→ ACTIVITY: The data is to be retyped in full, exactly.

● ● ● ● ● ● ●

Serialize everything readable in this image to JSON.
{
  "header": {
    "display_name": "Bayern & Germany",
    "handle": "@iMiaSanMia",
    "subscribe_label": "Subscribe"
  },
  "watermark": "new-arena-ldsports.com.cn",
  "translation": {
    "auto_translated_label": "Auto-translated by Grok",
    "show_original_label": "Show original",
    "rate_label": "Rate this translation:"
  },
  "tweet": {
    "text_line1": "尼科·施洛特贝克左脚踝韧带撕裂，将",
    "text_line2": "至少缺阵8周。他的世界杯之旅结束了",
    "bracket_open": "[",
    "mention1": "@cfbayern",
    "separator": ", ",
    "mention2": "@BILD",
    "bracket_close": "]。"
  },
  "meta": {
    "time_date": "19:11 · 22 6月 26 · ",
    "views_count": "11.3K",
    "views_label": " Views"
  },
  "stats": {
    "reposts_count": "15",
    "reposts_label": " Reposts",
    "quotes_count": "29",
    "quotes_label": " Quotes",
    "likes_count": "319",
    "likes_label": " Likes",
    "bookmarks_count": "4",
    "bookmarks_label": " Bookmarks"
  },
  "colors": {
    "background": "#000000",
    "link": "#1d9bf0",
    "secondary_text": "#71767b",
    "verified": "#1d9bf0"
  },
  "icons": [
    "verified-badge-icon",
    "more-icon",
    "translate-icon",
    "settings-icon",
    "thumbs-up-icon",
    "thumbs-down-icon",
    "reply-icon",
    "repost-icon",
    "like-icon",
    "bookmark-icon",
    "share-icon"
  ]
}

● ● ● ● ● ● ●

→ RESULT BELOW:
Serialize everything readable in this image to JSON.
{
  "header": {
    "display_name": "Bayern & Germany",
    "handle": "@iMiaSanMia",
    "subscribe_label": "Subscribe"
  },
  "watermark": "new-arena-ldsports.com.cn",
  "translation": {
    "auto_translated_label": "Auto-translated by Grok",
    "show_original_label": "Show original",
    "rate_label": "Rate this translation:"
  },
  "tweet": {
    "text_line1": "尼科·施洛特贝克左脚踝韧带撕裂，将",
    "text_line2": "至少缺阵8周。他的世界杯之旅结束了",
    "bracket_open": "[",
    "mention1": "@cfbayern",
    "separator": ", ",
    "mention2": "@BILD",
    "bracket_close": "]。"
  },
  "meta": {
    "time_date": "19:11 · 22 6月 26 · ",
    "views_count": "11.3K",
    "views_label": " Views"
  },
  "stats": {
    "reposts_count": "15",
    "reposts_label": " Reposts",
    "quotes_count": "29",
    "quotes_label": " Quotes",
    "likes_count": "319",
    "likes_label": " Likes",
    "bookmarks_count": "4",
    "bookmarks_label": " Bookmarks"
  },
  "colors": {
    "background": "#000000",
    "link": "#1d9bf0",
    "secondary_text": "#71767b",
    "verified": "#1d9bf0"
  },
  "icons": [
    "verified-badge-icon",
    "more-icon",
    "translate-icon",
    "settings-icon",
    "thumbs-up-icon",
    "thumbs-down-icon",
    "reply-icon",
    "repost-icon",
    "like-icon",
    "bookmark-icon",
    "share-icon"
  ]
}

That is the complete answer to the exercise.